The three are among the contestants on the Lifetime Channel’s new reality show, “Mom’s Time Out.” Set to premiere on Aug. 28, the show is nothing less than a social experiment that sets out to turn the Asian notion of nuclear families on its head.
“The show takes on a certain structure. The Singaporean contestant Christopher has three kids, Jason from Malaysia has two, while Kenneth has one child,” says Hazel Yap, the marketing and communications director for the Asia Pacific office of the Arts and Entertainment Networks, the parent company of the Lifetime Channel as well as other channels like History, Bio and Crime and Investigation.
“We also try to highlight their diversity by showing them to be from different walks of life. But overall, the show reflects the family values that remained at the core of our programs,” Yap says.
“Mom’s Time Out” is one of a number of new shows that A&E has rolled out for cable viewers throughout Southeast Asia. The History Channel is set to offer up a second season of “Ride and Seek,” an adventure reality show that sees American biker Jaime Dempsey explore Sarawak, the Malaysian side of Borneo, on her bike. Set to premiere on Aug. 18, the show sees Dempsey explore caves used by the Japanese Army in World War II, spar with Malaysian MMA fighter Ann “Athena” Osman, and pay homage to the dead at an Iban tribe longhouse.
“The show is in line with the History Channel’s vision of raising public awareness of their world through entertaining programs,” says A&E Asia Networks marketing and communications manager Geraldine Kong.
“There is a possibility that the show could extend to Indonesia, but we don’t know when just yet,” she adds.
“We will still reach out to Indonesian viewers through our Twitter account, @History_IDN. But for the most part, we are still sounding out the Indonesian market, trying out to find what appeals to the local market and understanding the local countries’ content. This is imperative as Indonesia is our biggest market in the region, as well as its most diverse and complex.”
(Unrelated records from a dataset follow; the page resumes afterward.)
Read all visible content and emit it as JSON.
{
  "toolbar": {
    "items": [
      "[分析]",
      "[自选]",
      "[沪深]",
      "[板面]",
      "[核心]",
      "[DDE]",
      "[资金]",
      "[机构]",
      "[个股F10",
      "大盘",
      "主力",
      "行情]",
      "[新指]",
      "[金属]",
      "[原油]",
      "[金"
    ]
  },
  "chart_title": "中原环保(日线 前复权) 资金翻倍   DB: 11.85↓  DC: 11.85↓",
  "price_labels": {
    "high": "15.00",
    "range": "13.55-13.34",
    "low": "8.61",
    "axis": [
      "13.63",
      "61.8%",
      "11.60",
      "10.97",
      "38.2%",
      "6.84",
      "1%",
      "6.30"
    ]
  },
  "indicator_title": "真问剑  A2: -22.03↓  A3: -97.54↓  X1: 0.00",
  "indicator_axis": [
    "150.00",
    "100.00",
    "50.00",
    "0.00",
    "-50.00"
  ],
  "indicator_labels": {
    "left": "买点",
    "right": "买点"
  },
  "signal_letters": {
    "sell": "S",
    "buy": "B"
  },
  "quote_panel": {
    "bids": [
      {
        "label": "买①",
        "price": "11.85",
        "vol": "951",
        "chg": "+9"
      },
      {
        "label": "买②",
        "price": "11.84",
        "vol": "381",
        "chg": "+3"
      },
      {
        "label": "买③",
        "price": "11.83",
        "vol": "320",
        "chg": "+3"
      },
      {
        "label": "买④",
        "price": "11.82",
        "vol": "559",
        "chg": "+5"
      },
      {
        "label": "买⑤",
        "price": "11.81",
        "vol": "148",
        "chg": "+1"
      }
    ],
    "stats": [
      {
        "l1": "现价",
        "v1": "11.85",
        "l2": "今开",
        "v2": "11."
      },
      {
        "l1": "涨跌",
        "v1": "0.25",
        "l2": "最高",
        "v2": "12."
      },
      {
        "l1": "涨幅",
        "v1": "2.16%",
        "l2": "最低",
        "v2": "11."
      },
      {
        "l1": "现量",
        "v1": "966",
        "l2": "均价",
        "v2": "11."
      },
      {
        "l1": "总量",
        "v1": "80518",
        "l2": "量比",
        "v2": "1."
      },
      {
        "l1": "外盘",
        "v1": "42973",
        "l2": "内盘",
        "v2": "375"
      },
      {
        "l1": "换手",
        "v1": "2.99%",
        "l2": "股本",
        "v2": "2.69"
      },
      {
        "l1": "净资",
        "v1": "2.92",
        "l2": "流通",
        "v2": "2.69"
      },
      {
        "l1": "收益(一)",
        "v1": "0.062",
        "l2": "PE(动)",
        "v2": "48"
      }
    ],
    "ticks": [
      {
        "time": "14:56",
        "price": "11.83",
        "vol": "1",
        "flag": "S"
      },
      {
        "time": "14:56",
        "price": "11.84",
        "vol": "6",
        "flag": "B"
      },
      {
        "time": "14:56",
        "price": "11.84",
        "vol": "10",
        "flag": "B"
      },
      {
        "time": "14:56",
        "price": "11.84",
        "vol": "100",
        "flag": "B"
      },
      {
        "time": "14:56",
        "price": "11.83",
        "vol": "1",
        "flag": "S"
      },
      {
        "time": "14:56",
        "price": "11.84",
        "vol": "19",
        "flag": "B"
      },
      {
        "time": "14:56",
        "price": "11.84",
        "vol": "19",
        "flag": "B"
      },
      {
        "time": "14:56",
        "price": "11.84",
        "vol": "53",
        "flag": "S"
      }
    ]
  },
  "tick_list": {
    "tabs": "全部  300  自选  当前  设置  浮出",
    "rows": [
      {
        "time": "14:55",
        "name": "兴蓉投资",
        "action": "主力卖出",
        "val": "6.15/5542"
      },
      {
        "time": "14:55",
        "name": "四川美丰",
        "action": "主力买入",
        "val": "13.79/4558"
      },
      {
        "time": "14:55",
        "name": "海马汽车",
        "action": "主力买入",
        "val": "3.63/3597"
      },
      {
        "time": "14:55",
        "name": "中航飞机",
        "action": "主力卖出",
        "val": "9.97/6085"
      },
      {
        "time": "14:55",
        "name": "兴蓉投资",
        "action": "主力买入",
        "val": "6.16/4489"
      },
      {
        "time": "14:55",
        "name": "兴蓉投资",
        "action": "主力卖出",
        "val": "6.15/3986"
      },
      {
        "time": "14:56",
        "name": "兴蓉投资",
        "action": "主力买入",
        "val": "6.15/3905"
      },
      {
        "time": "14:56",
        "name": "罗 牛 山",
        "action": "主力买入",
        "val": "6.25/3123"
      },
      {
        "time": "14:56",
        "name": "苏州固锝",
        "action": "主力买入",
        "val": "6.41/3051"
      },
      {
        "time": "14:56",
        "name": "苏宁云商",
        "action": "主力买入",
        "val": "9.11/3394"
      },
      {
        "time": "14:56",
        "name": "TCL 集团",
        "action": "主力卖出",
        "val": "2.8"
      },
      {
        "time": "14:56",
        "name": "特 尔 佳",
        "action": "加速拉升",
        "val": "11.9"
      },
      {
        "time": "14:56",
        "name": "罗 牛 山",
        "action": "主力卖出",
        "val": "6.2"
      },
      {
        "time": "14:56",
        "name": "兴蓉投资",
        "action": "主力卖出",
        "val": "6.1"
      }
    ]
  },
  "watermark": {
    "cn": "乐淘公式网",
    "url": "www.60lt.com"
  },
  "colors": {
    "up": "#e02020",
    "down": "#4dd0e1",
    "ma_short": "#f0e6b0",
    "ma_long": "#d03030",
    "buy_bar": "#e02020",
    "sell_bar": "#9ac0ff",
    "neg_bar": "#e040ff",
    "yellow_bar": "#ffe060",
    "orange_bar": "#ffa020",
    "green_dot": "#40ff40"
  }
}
One upcoming show that does cater specifically to the Indonesian audience is “Photo Face-Off.” Set to premiere on Sept. 23, the show features aspiring Indonesian photographer Willy Lesmana among a field of contestants from around Southeast Asia trying to land a lucrative job to photo celebrities in New York.
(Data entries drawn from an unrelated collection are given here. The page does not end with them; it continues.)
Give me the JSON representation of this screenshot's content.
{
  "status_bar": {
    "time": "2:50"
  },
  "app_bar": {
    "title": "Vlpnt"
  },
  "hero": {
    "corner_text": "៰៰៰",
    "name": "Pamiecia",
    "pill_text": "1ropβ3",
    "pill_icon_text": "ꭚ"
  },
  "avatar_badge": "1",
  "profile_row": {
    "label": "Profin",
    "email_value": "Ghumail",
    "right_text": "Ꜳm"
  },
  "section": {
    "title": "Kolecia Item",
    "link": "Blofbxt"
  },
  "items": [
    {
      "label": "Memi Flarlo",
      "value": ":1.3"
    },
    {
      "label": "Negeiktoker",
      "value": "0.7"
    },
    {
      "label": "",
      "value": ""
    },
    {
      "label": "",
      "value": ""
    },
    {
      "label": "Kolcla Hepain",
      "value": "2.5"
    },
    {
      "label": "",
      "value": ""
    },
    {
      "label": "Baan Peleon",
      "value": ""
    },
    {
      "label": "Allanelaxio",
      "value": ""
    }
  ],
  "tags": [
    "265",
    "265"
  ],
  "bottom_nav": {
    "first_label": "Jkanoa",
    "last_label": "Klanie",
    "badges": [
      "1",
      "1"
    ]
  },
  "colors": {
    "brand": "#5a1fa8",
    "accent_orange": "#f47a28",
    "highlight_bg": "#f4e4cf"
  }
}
“‘Photo Face-Off’ is the biggest local production yet made by the History Channel,” Kong says.
“The photographers will have to face three challenges — speed, theme and extreme — before they can land the contract. They will be pushed to the limits of their resourcefulness and skills by their judge, photographer Justin Mott, just to see if they have what it takes to win.”
Other Southeast Asian-geared shows include “My Mosque,” which centers on a mosque in a Malaysian town and highlights local beliefs, culture and food.
A&E will also feature the original miniseries “Houdini” on the History Channel. Starring Oscar-winning actor Adrien Brody, the show takes on the legendary magician’s life and times. Lifetime will also have a film adaptation of the V.C. Andrews classic “Flowers in the Attic” and “Petals in the Wind,” which will premiere on Aug. 12 and Aug. 19 respectively. But regardless of whichever show you opt to watch, it’s not too much to say that you will be spoilt for choice.